[Interface dataset entries]

*** Block opens ***

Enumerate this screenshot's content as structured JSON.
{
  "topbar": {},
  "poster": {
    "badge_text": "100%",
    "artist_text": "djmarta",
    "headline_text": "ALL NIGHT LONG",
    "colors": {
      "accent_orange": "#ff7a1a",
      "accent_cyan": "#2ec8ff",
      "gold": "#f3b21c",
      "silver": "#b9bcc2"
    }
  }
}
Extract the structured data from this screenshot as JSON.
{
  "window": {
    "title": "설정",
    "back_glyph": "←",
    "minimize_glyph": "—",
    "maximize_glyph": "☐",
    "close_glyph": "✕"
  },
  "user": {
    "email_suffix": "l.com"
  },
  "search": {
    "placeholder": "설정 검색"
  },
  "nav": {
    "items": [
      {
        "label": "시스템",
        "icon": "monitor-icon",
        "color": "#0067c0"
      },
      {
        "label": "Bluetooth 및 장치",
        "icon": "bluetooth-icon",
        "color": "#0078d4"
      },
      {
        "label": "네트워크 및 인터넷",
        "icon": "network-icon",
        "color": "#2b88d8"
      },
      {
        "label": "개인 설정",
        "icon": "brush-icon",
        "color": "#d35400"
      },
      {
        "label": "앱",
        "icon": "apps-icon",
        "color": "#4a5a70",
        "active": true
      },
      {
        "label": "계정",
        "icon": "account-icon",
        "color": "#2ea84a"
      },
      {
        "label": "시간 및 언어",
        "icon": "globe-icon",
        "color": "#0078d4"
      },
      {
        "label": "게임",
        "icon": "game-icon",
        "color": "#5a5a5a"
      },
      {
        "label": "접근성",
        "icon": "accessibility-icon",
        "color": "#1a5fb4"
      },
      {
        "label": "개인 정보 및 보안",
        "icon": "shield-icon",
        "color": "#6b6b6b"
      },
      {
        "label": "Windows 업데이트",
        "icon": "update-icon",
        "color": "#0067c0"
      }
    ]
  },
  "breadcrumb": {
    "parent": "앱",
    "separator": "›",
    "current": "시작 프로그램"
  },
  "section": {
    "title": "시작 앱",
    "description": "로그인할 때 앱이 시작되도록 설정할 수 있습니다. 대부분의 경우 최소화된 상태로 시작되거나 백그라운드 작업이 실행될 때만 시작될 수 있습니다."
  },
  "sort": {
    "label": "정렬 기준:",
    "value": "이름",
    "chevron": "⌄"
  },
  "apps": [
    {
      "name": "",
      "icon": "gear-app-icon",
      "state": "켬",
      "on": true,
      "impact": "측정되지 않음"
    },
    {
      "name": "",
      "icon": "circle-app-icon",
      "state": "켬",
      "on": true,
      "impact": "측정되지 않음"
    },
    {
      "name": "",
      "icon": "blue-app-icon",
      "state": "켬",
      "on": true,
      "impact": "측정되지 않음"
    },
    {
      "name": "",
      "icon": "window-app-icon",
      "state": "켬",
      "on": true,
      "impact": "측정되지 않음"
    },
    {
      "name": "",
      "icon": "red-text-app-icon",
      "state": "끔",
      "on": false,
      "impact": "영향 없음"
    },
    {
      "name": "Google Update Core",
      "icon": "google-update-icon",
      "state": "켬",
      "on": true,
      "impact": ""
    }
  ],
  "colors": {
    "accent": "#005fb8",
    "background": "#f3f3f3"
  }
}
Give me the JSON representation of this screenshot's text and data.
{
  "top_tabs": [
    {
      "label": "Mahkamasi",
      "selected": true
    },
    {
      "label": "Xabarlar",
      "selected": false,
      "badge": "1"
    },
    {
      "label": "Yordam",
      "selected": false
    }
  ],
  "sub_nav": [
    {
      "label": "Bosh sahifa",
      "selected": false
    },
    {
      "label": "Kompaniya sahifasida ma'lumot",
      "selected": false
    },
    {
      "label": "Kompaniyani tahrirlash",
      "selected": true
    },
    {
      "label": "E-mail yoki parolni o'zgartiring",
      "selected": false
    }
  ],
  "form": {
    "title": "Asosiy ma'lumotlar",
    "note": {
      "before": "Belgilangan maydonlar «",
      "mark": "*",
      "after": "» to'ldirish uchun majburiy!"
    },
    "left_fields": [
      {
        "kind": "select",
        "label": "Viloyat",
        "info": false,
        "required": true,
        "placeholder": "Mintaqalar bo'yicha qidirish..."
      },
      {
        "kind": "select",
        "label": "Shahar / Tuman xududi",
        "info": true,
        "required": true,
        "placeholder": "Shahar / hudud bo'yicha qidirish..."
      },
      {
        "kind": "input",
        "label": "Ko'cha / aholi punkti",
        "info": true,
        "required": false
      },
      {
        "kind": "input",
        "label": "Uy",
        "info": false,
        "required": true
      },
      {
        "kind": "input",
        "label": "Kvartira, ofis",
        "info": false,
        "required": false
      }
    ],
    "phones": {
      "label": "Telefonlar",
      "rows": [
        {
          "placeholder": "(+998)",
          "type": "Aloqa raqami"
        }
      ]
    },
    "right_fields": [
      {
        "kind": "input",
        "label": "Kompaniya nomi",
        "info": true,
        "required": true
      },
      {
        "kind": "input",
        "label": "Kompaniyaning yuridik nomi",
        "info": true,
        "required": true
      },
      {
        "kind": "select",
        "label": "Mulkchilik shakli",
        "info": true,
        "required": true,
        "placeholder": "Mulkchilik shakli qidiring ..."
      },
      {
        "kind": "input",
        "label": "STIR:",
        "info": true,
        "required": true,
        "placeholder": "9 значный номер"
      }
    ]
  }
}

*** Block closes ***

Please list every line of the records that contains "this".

EXPECTED OUTPUT
Enumerate this screenshot's content as structured JSON.
Extract the structured data from this screenshot as JSON.
Give me the JSON representation of this screenshot's text and data.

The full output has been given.